  • About
       
  • News & Events
 
  • Division Intranet
 

H. Benjamin PENG

PhD Purdue
Chair Professor

Email: penghb@ust.hk

 

Research Interests
Development of the neuromuscular junction; cell biology; signal transduction.

The formation of synaptic connection is a central issue in the development of the nervous system. The formation of the neuromuscular junction offers a simple system for understanding synaptic development. This can be conveniently studied in tissue culture. In Professor Peng's laboratory, muscle cells and neurons from amphibian embryos are placed into tissue culture. When neurites contact the muscle cell, development of the neuromuscular junction follows. This is manifested by the formation of acetylcholine receptor clusters in the postsynaptic membrane and the development of synaptic vesicle clusters in the presynaptic terminal. The development of these synaptic specializations in culture is followed with a variety of techniques including light and electron microscopy, electrophysiology, immunocytochemistry, and molecular biology. Professor Peng is particularly interested in the signal that is communicated between nerve and muscle which leads to synaptic differentiation and the cellular and molecular mechanisms used by these two cell types in the assembly of the specializations for neuromuscular transmission.

Representative Publications

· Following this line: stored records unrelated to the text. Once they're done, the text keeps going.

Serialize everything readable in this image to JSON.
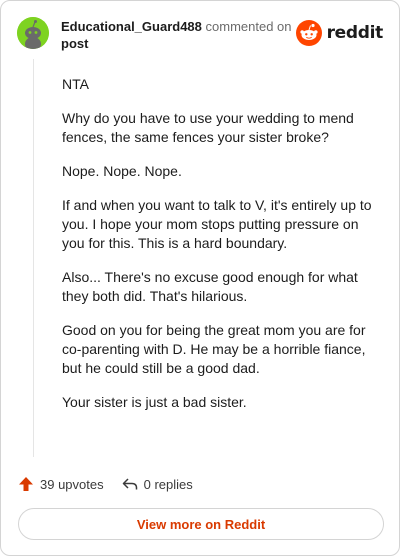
{
  "header": {
    "username": "Educational_Guard488",
    "commented_text": "commented on",
    "post_link": "post",
    "logo_text": "reddit"
  },
  "comment": {
    "paragraphs": [
      "NTA",
      "Why do you have to use your wedding to mend fences, the same fences your sister broke?",
      "Nope. Nope. Nope.",
      "If and when you want to talk to V, it's entirely up to you. I hope your mom stops putting pressure on you for this. This is a hard boundary.",
      "Also... There's no excuse good enough for what they both did. That's hilarious.",
      "Good on you for being the great mom you are for co-parenting with D. He may be a horrible fiance, but he could still be a good dad.",
      "Your sister is just a bad sister."
    ]
  },
  "actions": {
    "upvotes_label": "39 upvotes",
    "replies_label": "0 replies"
  },
  "footer": {
    "view_more_label": "View more on Reddit"
  },
  "colors": {
    "accent": "#d93a00",
    "avatar_bg": "#7ed321",
    "reddit_orange": "#ff4500"
  },
  "icons": {
    "avatar": "snoo-avatar-icon",
    "logo": "reddit-logo-icon",
    "upvote": "upvote-arrow-icon",
    "reply": "reply-arrow-icon"
  }
}
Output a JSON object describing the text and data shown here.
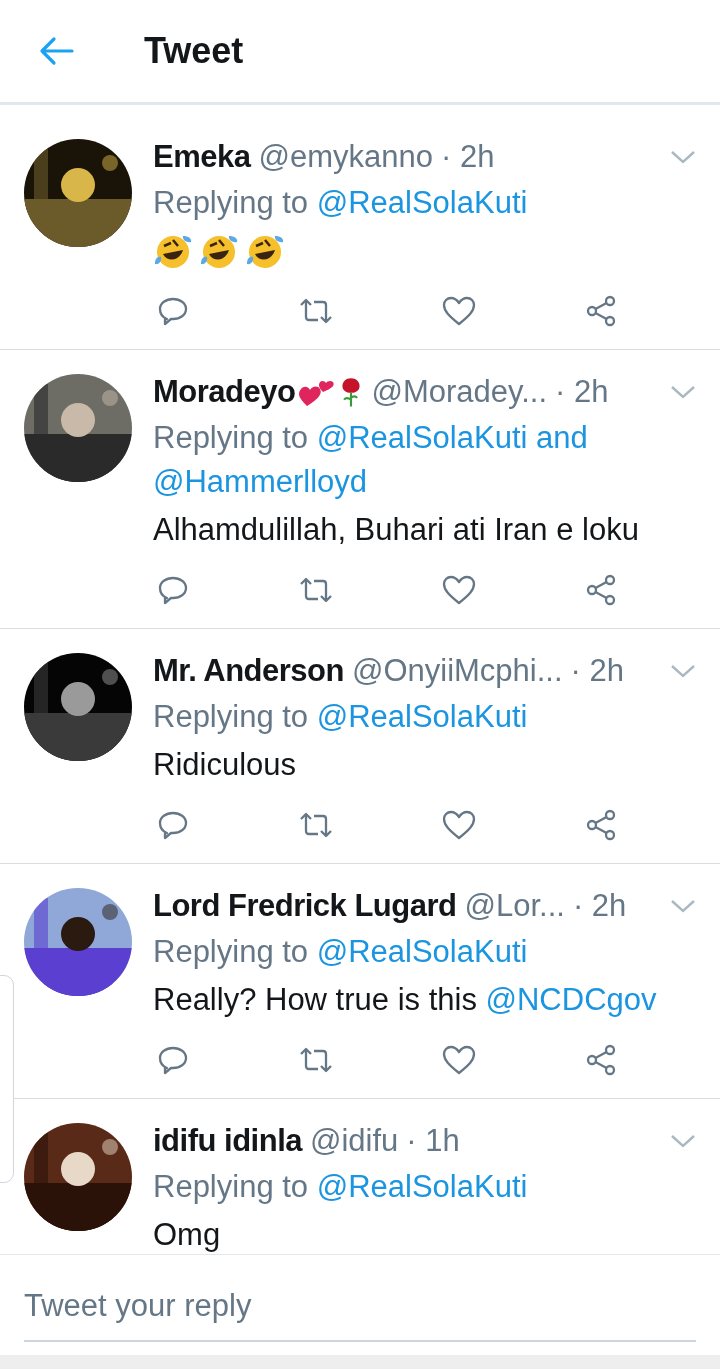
{
  "header": {
    "title": "Tweet"
  },
  "tweets": [
    {
      "name": "Emeka",
      "handle": "@emykanno",
      "time": "· 2h",
      "replying_label": "Replying to",
      "replying_mentions": [
        "@RealSolaKuti"
      ],
      "body": [
        {
          "kind": "laugh"
        },
        {
          "kind": "laugh"
        },
        {
          "kind": "laugh"
        }
      ]
    },
    {
      "name": "Moradeyo",
      "name_emojis": [
        {
          "kind": "hearts"
        },
        {
          "kind": "rose"
        }
      ],
      "handle": "@Moradey...",
      "time": "· 2h",
      "replying_label": "Replying to",
      "replying_mentions": [
        "@RealSolaKuti",
        "@Hammerlloyd"
      ],
      "replying_joiner": "and",
      "body": [
        {
          "kind": "text",
          "text": "Alhamdulillah, Buhari ati Iran e loku"
        }
      ]
    },
    {
      "name": "Mr. Anderson",
      "handle": "@OnyiiMcphi...",
      "time": "· 2h",
      "replying_label": "Replying to",
      "replying_mentions": [
        "@RealSolaKuti"
      ],
      "body": [
        {
          "kind": "text",
          "text": "Ridiculous"
        }
      ]
    },
    {
      "name": "Lord Fredrick Lugard",
      "handle": "@Lor...",
      "time": "· 2h",
      "replying_label": "Replying to",
      "replying_mentions": [
        "@RealSolaKuti"
      ],
      "body": [
        {
          "kind": "text",
          "text": "Really? How true is this "
        },
        {
          "kind": "mention",
          "text": "@NCDCgov"
        }
      ]
    },
    {
      "name": "idifu idinla",
      "handle": "@idifu",
      "time": "· 1h",
      "replying_label": "Replying to",
      "replying_mentions": [
        "@RealSolaKuti"
      ],
      "body": [
        {
          "kind": "text",
          "text": "Omg"
        }
      ]
    }
  ],
  "reply_bar": {
    "placeholder": "Tweet your reply"
  }
}
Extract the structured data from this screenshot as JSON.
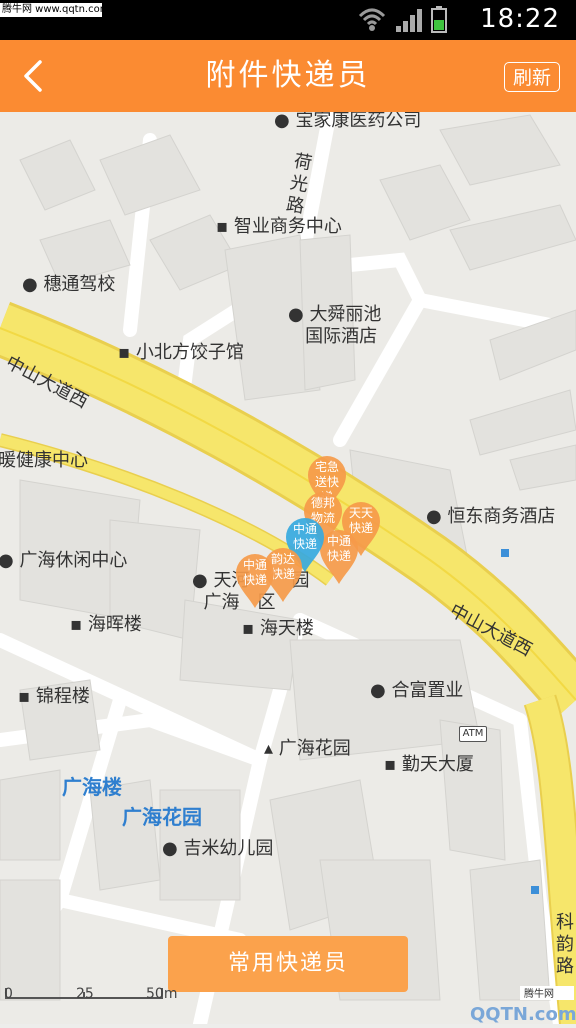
{
  "status_bar": {
    "watermark": "腾牛网 www.qqtn.com",
    "time": "18:22"
  },
  "header": {
    "title": "附件快递员",
    "refresh_label": "刷新"
  },
  "map": {
    "roads": {
      "zhongshan_west": "中山大道西",
      "zhongshan_east": "中山大道西",
      "heguang": "荷光路",
      "kejun": "科韵路"
    },
    "pois": {
      "baojiakang": "宝家康医药公司",
      "zhiye": "智业商务中心",
      "suitong": "穗通驾校",
      "dashun_1": "大舜丽池",
      "dashun_2": "国际酒店",
      "xiaobeifang": "小北方饺子馆",
      "jiankang": "暖健康中心",
      "hengdong": "恒东商务酒店",
      "guanghai_leisure": "广海休闲中心",
      "tianhe_1": "天河",
      "tianhe_2": "园",
      "guanghai_east": "广海",
      "guanghai_east2": "区",
      "haihui": "海晖楼",
      "haitian": "海天楼",
      "jincheng": "锦程楼",
      "hefu": "合富置业",
      "atm": "ATM",
      "guanghai_garden_small": "广海花园",
      "qintian": "勤天大厦",
      "guanghai_lou": "广海楼",
      "guanghai_garden_big": "广海花园",
      "jimi": "吉米幼儿园"
    },
    "markers": [
      {
        "text": "宅急送快递",
        "color": "#f59a4a"
      },
      {
        "text": "德邦物流",
        "color": "#f59a4a"
      },
      {
        "text": "天天快递",
        "color": "#f59a4a"
      },
      {
        "text": "中通快递",
        "color": "#f59a4a"
      },
      {
        "text": "中通快递",
        "color": "#36a9df"
      },
      {
        "text": "韵达快递",
        "color": "#f59a4a"
      },
      {
        "text": "中通快递",
        "color": "#f59a4a"
      }
    ],
    "scale": {
      "zero": "0",
      "mid": "25",
      "end": "50m"
    }
  },
  "bottom": {
    "button_label": "常用快递员"
  },
  "watermark_br": {
    "line1": "腾牛网",
    "line2": "QQTN.com"
  }
}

  1. Zhao, X.T., Y.K. Qian, A.W.S. Chan, R. Madhavan and H.B. Peng. 2007. Regulation of ACh receptor clustering by the tyrosine phosphatase Shp2. Dev. Neurobiol. 67:1789-1801.
     
  2. Madhavan, R., X.T. Zhao, A.B. Reynolds and H.B. Peng. 2006. The involvement of p120 catenin in myopodial assembly and nerve-muscle synapse formation. J. Neurobiol. 66:1511-1527.
     
  3. Madhavan, R. and H.B. Peng. 2006. HGF induction of postsynaptic specializations at the neuromuscular junction. J. Neurobiol. 66:134-147.
     
  4. Lee, C.W. and H.B. Peng. 2006. Mitochondrial clustering at the vertebrate neuromuscular junction during presynaptic differentiation. J. Neurobiol. 66:522-536.
     
  5. Madhavan, R., X.T. Zhao, M.A. Ruegg and H.B. Peng. 2005. Tyrosine phosphatase signaling in MuSK-mediated acetylcholine receptor clustering. Mol. Cell. Neurosci. 28:403-416.
     
  6. Madhavan, R. and H.B. Peng. 2005. Molecular regulation of postsynaptic differentiation at the neuromuscular junction. IUBMB Life 57:719-730.
     
  7. Madhavan, R., X.T. Zhao, F. Chan, Z.G. Wu and H.B. Peng. 2003. The involvement of calcineurin in acetylcholine receptor redistribution in muscle. Mol. Cell. Neurosci. 23:587-599.
     
  8. Peng, H.B., J.-F. Yang, Z. Dai, C.W. Lee, H.W. Hung, Z.H. Feng, and C.-P. Ko. 2003. Differential effects of neurotrophins and Schwann cell-derived signals on neuronal survival/growth and synaptogenesis. J. Neurosci. 23:5050-5060.
     
  9. Madhavan, R. and H.B. Peng. 2003. A synaptic balancing act: local and global signaling in the clustering of ACh receptors at vertebrate neuromuscular junctions. J. Neurocytol. 32:685-696.

< Back